Contact: Contact: Kristin Mansfield, (509) 892-1001, ext. 326
or cell (509) 998-2023

No rabies results available for Bellevue coyote

An aggressive coyote shot and killed in Bellevue early this morning by a Washington Department of Fish and Wildlife (WDFW) officer could not be tested for rabies because tissue samples were insufficient.

State Department of Health officials notified WDFW today they were unable to conduct rabies tests on the coyote, because the animal's brain was not intact. The WDFW officer who killed the coyote attempted first to fire without hitting the animal's head but was unsuccessful.

The coyote is believed to be the same animal that recently charged a man, and possibly the animal that bit two young children earlier this week, attacked a woman walking on a sidewalk in late March and attacked a toy poodle being walked on a leash in Issaquah. The woman and the children initiated rabies vaccination as a precaution.

The concentration of coyote attacks on people is unusual, WDFW wildlife biologists say. Although coyotes usually do not attack people, they learn to become more aggressive as they become habituated to humans, particularly if they are fed.

Although there has never been a confirmed case of rabies in a coyote in Washington, the disease has occurred in coyotes in other areas of the country, said Kristin Mansfield, a veterinarian for WDFW.

WDFW officers took the animal's carcass to a private veterinarian in the area for a necropsy examination, and submitted the head to King County health officials, who transported it to the state health department.
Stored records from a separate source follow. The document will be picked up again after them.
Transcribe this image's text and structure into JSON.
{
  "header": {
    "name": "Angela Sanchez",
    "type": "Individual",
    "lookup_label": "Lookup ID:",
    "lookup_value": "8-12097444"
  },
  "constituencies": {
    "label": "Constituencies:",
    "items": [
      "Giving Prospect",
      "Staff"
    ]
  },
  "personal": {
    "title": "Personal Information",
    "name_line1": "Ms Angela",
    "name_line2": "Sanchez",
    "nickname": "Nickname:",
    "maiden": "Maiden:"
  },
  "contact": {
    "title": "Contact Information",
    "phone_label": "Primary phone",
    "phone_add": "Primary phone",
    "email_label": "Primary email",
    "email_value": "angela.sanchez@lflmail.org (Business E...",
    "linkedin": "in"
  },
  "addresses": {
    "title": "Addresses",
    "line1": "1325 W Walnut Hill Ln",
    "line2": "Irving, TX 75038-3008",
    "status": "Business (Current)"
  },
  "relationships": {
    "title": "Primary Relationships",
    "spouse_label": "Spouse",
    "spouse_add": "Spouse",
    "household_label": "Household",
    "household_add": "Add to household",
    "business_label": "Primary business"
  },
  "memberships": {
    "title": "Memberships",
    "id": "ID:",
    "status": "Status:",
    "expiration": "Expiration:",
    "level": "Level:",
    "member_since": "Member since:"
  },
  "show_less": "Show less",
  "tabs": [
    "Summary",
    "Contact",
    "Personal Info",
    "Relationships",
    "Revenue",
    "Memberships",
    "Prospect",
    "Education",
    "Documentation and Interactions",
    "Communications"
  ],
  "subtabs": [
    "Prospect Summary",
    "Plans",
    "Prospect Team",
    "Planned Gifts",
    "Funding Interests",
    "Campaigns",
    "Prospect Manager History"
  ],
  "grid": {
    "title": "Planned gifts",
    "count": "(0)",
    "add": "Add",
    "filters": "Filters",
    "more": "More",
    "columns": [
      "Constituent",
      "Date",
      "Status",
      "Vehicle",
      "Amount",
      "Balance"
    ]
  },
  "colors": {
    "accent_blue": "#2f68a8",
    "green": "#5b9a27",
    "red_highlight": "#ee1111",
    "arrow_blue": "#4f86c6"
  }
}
The coyote was a sub-adult male, and weighed approximately 24 pounds.